Creativity is key for this data scientist and concert pianist
For Omar Abboud, machine-learning models and classical piano concertos have more in common than meets the eye (or ear). A data scientist by day and concert pianist by night, Abboud unravels complexity, whether he is sitting at a keyboard or behind the keys of a baby grand.
Abboud, S.M. ’17, began learning to play the piano at age 4, which was also around the time he began developing an interest in science. While he was enamored by the latest technology, it was actually Abboud’s family history that inspired him to study engineering.
“My grandfather was a Palestinian refugee, and it was his education that brought him out of that situation. He traveled all the way to the U.S. to achieve his dream of completing his university studies, and he studied engineering,” he said. “The value of education as a means to freedom and success was a very big influence on my decision to pursue engineering.”
Abboud earned a bachelor’s degree in operations research from Columbia University and then enrolled in the computational science and engineering master’s program offered by the Institute for Applied Computational Science (IACS) at the Harvard John A. Paulson School of Engineering and Applied Sciences to leverage his technical training with practical applications in business and academia.
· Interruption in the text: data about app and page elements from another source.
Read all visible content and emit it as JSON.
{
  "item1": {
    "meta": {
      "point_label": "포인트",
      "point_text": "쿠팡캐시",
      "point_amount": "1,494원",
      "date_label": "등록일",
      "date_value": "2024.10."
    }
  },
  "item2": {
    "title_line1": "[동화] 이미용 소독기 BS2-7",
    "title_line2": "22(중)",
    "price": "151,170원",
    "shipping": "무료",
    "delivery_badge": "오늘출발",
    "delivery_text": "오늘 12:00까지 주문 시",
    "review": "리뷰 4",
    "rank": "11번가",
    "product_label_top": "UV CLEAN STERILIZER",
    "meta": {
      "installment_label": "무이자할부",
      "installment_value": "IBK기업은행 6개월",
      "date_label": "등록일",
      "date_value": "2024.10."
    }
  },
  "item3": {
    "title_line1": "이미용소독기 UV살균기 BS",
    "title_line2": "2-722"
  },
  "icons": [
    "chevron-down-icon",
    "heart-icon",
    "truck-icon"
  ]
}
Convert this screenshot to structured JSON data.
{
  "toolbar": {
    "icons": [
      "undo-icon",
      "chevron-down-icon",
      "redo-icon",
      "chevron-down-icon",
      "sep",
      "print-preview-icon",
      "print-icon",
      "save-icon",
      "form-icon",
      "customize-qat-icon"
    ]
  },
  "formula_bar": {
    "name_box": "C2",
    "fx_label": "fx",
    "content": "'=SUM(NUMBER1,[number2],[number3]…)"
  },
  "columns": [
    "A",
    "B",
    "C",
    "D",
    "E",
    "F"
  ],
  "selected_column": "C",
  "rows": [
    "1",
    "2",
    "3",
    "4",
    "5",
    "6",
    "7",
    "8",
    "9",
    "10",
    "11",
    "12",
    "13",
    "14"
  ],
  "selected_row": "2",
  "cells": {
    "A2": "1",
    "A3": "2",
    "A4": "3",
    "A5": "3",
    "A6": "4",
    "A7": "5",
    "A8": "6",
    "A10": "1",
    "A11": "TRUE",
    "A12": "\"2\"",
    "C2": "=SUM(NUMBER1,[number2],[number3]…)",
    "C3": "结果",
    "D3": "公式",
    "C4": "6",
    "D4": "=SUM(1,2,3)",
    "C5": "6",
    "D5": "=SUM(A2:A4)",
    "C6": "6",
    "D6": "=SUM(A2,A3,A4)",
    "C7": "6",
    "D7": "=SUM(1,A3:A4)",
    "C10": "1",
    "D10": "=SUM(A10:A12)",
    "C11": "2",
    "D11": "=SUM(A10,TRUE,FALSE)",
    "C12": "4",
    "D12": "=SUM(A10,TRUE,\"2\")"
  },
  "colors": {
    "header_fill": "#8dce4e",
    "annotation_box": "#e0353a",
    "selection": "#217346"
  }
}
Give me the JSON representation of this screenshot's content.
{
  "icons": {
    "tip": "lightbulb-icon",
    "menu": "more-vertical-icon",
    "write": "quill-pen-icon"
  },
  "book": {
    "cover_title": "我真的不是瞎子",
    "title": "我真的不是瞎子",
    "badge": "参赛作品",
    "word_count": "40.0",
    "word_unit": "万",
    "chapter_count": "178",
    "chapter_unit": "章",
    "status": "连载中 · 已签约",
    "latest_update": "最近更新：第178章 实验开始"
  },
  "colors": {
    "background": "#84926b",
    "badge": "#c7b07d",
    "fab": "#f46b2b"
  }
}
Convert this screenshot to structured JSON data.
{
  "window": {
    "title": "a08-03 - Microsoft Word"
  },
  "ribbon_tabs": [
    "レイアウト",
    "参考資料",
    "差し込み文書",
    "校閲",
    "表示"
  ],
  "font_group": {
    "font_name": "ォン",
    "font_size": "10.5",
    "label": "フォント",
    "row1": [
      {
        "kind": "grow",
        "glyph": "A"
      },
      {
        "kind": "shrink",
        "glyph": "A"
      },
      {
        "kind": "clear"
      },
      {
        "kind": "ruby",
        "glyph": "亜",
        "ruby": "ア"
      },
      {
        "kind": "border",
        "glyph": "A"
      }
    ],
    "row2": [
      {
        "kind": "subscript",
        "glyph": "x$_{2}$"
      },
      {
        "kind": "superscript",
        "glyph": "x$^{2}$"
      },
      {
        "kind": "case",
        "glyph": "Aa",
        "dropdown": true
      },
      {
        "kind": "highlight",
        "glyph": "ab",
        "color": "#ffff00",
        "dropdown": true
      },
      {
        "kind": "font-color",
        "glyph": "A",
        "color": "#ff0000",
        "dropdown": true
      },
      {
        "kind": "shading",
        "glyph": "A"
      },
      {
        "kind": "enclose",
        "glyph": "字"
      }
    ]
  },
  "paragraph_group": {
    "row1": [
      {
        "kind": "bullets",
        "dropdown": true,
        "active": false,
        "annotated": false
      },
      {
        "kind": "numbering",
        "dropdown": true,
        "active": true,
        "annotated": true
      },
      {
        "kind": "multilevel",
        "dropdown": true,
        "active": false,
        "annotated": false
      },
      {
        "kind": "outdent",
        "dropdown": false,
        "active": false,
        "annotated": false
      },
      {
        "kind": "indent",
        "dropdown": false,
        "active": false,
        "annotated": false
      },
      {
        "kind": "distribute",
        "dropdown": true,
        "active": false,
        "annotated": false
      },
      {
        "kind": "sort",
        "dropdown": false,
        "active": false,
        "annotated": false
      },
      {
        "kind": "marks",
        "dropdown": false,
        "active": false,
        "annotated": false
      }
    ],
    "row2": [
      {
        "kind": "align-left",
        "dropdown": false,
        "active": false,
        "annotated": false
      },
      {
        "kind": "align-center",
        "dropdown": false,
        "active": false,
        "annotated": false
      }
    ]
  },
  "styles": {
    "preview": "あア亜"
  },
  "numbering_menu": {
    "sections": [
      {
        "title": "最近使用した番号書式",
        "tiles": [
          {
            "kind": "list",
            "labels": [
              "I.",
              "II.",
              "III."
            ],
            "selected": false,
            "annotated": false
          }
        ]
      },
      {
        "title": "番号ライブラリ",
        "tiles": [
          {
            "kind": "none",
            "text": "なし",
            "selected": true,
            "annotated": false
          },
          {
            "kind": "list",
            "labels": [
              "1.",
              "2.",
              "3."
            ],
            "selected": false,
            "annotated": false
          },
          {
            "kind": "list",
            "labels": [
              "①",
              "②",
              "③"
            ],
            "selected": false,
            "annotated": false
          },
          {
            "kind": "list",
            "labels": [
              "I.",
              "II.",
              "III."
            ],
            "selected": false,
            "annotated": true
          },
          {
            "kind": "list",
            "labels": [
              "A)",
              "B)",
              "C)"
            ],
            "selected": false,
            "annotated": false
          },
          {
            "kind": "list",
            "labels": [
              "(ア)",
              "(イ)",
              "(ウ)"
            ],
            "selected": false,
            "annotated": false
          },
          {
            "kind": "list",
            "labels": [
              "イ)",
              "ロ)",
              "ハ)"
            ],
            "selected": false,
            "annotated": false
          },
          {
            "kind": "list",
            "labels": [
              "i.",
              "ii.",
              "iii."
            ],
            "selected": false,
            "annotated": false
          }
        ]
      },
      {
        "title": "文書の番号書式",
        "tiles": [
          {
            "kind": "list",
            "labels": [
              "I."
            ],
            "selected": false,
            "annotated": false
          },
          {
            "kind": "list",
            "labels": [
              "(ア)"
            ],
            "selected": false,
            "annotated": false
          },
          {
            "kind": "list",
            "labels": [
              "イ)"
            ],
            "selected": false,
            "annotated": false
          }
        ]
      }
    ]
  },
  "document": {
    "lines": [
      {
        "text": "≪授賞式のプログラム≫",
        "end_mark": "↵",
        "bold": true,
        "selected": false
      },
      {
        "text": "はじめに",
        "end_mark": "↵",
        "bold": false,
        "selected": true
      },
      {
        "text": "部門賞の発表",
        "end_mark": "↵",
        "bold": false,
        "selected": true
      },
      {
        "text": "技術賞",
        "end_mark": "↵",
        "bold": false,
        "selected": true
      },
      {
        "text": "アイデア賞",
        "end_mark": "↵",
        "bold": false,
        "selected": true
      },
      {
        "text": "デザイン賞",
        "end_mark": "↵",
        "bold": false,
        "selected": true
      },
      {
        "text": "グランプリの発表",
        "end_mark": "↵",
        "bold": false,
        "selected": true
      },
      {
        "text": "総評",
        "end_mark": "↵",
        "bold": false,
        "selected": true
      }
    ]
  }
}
He enjoyed the opportunity to work with students who had very diverse backgrounds and interests, while exploring his own passions through data science. Abboud’s capstone project combined his love of music and his fascination with technology. Working with Spotify, his team developed a machine-learning model that uses musical features in songs to provide playlist recommendations for users.
“As a musician, I’ve thought so much about how to bring music to people, how to evoke certain feelings, and how to communicate with an audience through performance,” he said. “Studying whether intrinsically different sounds cause people to react positively or negatively was a very interesting angle.”
After graduation, Abboud joined Squarespace, a web publishing platform for individuals and businesses to create websites, as a data scientist. He examines different forms of advertising media Squarespace uses to help the company make strategic decisions about how to deploy media and allocate the marketing budget. Working with such a vast amount of data is his biggest challenge.
“You have to understand how to digest qualitative and quantitative data, and then make a decision on how to predict the importance of each piece in bringing the customer to the business,” he said. “Squarespace is taking a leading role in using data science to optimize these strategic decisions and bring technical rigor to the traditional tools of this field.”
Abboud enjoys working with a team that is diverse and dynamic on problems that require a lot of creativity to solve.
Flexing his creative muscles through music makes him a better data scientist, Abboud said. He continues to play with a chamber trio in New York City, and has performed at Carnegie Hall, the Italian Academy, Symphony Space, and Lincoln Center.
“The piano is a special instrument because it has an extraordinary range of possibilities,” he said. “Because of that range of expressions, playing piano has never been boring for me. You can spend a lifetime discovering the piano.”
Outside the concert halls, Abboud’s involvement in the New York City musical community led him to take on another technological initiative as a Global Shaper with the World Economic Forum.
The World Economic Forum’s Global Shaper program forms a network of young people contributing to the dialogue about global economic policy. Abboud worked with a small team of other Shapers in New York City to create a website that helps recently arrived immigrants and refugees find the resources they need to start lives in the U.S. in their native languages.
“The issues that refugees and immigrants face when they first come to North America are very familiar to me. I thought to myself, in the wake of the current refugee crisis, is there something I can do as someone who is trained in tech?” he said. “The things immigrants and refugees experience during their first few months in the U.S. really set them up for success or failure down the road, so that was a key area for intervention that I thought would be very impactful.”
For Abboud, the opportunity to make an impact—whether he is analyzing marketing data at Squarespace, playing chamber music for a rapt audience at Carnegie Hall, or developing a tool to help immigrants find better lives—is both inspiring and humbling.